This pie doesn't have many photos because it was eaten up almost as soon as it could be cut. I think I took a few shots of the leftovers the next morning, but they didn't turn out. This is one of the best apple pies I think I've ever eaten. Or maybe my palate has just changed in a pie-positive way.
The crust is Rose Levy Beranbaum's cream cheese crust which I've been interested in for a while. I will definitely make it again as I loved the flavour. I didn't find it to be as much of a dream to roll out as others have mentioned, but I think that's mostly due to my small, sagging rolling pin and my general inability to roll crusts. This was my first double-crust pie, too. Wait, that's a lie. This was my first double crust fruit pie, but I've made a couple of double crust meat pies before so I don't really have a good excuse for its homeliness.
I don't think I used a particular recipe for the filling, although I did use Rose's method of boiling down the liquid that macerates out of the apples into a thick sauce and adding it back, to avoid a soggy crust bottom. Ingredients-wise, I think I just peeled and cut up some Granny Smith and Pink Lady apples and tossed them with a bit of sugar, a fair amount of cinnamon, a pinch of nutmeg and some lemon juice (possibly a shake of cornstarch? Likely a pinch of salt) before letting them macerate for about an hour before straining out the liquid for the boil-down. Then I tossed the fruit and syrup into the pie crust, finished off the top crust, and baked it all for about 45 minutes at 425F. There are all sorts of fancy techniques for perfecting your pastry baking as well as just its making. Rose's Pie and Pastry Bible is definitely on my wish list.
Rose Levy Beranbaum's
Cream Cheese Pie Crust Recipe
10 oz (284g) AP flour
6 oz (170g) Butter
4.5 oz (128g) cream cheese
1 oz (28g) ice water
¼ tsp salt
.5 oz (14g) white vinegar
¼ tsp baking powder
Rose recommends a method where you dump the dry ingredients into a heavy duty ziplock bag with cubes of frozen butter and then use a rolling pin on the bag until the dough is at that nice crumbly stage, before adding the water and vinegar to the bag and kneading it into a disk. I was out of big ziplocks, so I just used my usual method:
Put all of the dry ingredients into a bowl and whisk them until you think the baking powder is evenly dispersed. Toss the bowl in the freezer while you cube the butter (and, in this case the cheese). Add the butter into the bowl and let it all get really cold in the freezer for half an hour or so. If you have hot hands, run them under cold water and dry them off before taking the bowl out of the freezer, parking yourself in front of the TV, and cutting the butter into the flour with a sort of snapping motion to make little butter leaves. When the mixture reaches the right consistency, add in the liquid and shape your two disks for over-night chilling.
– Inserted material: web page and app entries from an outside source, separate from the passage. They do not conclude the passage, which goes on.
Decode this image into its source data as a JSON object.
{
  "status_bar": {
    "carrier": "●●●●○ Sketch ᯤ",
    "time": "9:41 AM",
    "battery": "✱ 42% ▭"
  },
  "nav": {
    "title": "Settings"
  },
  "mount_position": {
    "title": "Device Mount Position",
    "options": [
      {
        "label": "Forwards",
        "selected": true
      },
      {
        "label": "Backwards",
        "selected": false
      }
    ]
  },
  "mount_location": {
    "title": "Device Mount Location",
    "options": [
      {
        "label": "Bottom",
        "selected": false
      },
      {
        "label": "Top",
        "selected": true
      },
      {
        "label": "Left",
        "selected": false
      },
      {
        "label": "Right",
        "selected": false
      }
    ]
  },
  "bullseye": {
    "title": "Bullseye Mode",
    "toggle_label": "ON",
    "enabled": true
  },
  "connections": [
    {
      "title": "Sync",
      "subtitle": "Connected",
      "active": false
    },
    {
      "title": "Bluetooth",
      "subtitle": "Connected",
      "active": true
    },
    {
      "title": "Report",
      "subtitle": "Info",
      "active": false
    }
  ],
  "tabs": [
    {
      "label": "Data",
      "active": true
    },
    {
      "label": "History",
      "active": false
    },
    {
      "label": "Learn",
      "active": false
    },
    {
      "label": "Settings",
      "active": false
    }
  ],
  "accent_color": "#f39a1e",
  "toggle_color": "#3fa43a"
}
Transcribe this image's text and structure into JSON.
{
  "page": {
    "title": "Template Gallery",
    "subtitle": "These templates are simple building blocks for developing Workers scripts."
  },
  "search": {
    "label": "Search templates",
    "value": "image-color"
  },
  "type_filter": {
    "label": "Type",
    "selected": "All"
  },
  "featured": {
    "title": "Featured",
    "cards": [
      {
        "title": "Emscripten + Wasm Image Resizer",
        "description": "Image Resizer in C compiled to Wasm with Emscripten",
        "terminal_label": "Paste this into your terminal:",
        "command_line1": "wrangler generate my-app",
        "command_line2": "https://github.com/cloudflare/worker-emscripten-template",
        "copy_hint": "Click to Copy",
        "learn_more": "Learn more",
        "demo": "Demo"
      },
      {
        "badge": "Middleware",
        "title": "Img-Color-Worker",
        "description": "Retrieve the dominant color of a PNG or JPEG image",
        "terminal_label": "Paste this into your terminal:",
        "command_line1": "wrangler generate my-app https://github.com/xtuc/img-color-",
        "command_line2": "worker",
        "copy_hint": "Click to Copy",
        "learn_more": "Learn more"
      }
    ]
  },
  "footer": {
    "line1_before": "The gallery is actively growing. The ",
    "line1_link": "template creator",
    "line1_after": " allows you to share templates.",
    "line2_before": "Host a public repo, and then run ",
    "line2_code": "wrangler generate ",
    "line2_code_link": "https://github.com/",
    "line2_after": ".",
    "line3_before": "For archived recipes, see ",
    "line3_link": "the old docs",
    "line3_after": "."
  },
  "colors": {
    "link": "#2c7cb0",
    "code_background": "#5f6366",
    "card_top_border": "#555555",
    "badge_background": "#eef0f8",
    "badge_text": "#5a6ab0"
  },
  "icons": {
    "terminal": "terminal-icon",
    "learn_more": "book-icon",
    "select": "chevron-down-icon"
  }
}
Take the cold dough out of the fridge about 20 minutes before rolling it out.
"Rachael from pizzarossa was our lovely June 2013 Daring Bakers’ host and she had us whipping up delicious pies in our kitchens! Cream pies, fruit pies, chocolate pies, even crack pies!"